Colorado Ice Driving | We compare 8 vehicles in snow and ice

Starting, stopping and getting a little sideways on a lake

WINTER PARK, Colo. — The thermometer on the dash reads 3 degrees, and yet, the sun is shining. This kind of weather isn't what this Detroit native is used to. Neither is the scene before me. Eight vehicles, all but the one I'm sitting in, a 2018 Jeep Wrangler Sahara, are wrapped in snow tires. In front of me is a parking lot covered with 18 inches of snow, and orange cones outlining a slalom course.

A green flag waves, and I push the pedal to the floor. The all-terrain tires, powered by a 2.0-liter turbocharged four-cylinder — dubbed the Hurricane — struggle to grip the slick snow. After the first turn, things get a bit sideways, but the Jeep makes it through the course, if not a bit slower than I had hoped.

I am in Winter Park, Colorado, a ski town just above 9,000 feet in the Rocky Mountains, where Rocky Mountain Redline has brought a fleet of all-wheel-drive vehicles to compare their winter performance, everything from a Dodge Challenger GT to a Mercedes GLE 450 to the Toyota Rav4 Adventure.

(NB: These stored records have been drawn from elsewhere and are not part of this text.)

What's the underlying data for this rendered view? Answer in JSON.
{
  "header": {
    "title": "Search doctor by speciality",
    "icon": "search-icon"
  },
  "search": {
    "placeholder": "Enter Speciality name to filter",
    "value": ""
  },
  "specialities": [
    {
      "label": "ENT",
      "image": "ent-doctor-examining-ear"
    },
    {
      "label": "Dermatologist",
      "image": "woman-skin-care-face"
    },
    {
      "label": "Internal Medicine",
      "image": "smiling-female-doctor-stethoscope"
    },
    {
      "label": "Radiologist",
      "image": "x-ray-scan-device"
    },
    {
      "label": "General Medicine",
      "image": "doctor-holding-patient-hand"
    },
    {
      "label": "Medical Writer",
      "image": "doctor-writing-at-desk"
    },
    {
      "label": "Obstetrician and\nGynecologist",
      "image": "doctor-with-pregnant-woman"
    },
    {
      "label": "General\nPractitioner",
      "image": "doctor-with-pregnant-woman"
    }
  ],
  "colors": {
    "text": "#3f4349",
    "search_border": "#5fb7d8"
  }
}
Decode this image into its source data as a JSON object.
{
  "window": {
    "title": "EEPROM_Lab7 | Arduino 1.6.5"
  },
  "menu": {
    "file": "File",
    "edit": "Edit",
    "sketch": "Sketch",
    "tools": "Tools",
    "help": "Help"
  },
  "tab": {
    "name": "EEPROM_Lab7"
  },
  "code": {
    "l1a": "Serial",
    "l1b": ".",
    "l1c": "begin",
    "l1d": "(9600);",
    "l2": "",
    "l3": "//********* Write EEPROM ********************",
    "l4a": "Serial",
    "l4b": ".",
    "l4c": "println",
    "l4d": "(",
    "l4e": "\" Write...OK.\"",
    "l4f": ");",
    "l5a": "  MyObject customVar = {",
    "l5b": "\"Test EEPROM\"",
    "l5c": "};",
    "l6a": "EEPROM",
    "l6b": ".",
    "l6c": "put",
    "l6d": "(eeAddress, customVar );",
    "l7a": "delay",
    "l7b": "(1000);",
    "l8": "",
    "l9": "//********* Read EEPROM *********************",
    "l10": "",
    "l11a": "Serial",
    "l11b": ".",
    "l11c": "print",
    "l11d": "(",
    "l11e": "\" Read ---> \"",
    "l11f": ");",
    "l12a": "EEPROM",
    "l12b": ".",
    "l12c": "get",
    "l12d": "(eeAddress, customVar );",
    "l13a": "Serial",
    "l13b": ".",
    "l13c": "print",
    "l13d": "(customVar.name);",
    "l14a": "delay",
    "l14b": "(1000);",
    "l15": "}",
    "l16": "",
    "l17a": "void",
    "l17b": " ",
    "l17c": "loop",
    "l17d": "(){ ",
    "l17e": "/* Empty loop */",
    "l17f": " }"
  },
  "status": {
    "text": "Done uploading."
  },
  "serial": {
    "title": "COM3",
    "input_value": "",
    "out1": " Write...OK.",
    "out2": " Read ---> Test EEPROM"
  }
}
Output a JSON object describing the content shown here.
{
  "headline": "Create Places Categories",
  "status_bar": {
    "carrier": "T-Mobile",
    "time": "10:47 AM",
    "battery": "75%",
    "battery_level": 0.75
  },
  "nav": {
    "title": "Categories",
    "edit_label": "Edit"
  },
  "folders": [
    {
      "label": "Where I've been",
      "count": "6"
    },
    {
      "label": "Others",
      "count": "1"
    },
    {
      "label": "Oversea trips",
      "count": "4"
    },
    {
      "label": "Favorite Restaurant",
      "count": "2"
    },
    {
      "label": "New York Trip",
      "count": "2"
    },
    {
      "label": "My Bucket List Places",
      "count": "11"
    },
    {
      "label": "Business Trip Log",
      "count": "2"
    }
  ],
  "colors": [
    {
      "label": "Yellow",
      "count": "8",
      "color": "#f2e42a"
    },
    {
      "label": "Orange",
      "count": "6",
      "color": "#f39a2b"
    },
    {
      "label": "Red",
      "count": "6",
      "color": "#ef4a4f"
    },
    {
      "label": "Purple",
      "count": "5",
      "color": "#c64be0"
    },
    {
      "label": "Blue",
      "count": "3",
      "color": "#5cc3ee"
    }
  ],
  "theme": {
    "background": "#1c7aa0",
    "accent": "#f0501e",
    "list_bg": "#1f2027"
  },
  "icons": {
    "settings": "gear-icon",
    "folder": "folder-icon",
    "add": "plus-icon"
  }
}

First was a winter autocross course. One at a time we floored it, take off on the slick snow weaving our way in, out, and around cones until we slammed on the brakes, letting the ABS guide us into the stop box.

> RELATED: It's never too late to think about winter tires

After going through the entire eight-car lineup, the course was switched to a start/stop drag race, the goal of which was to not only beat your opponent off the line, but to stop within a certain amount of space without sliding through. The latter proved to be more difficult for me, and I slid through the box nearly half the time (every time with the A/T wrapped Jeep Wrangler).

The next day we woke up and made our way down the mountain to Lake Georgetown, where the day's slalom course is on over three feet of ice and, due to the 50 mph gusts of wind, was ever changing.

Most of my time driving in the winter is spent avoiding the kind of sliding that happens when ice covers the road, but not with a wide open space like this. The day's runs echoed the snow-covered attempts of the day prior, with, as you'll see in the video above, exaggerated results.

> RELATED: Subaru Winter Experience Review | Hero for a day

The biggest surprises of the event came from two different ends of the spectrum. The 2018 Jeep Wrangler Sahara, the only vehicle not outfitted with snow tires, instead wrapped in OE all-terrains, had a hard time handling the snow and ice, even when utilizing the automatic 4-Hi mode that is only available on the Sahara.

With multiple terrain modes, as well as a sport and normal setting for each, the Rav4 Adventure offered the most control over driving experience. Put the vehicle in Mud/Sand mode and you can have a blast, getting sideways and drifting around corners, and yet, with one turn of a knob to snow mode, control comes back, along with the confidence necessary on snowy mountain hairpin turns.

It was easy to see the differences between each of the vehicles driving modes, as well as the impact of having winter tires (or not having winter tires) can have when the temperatures near zero. Check out the video above to see all of the action.

Share This Photo X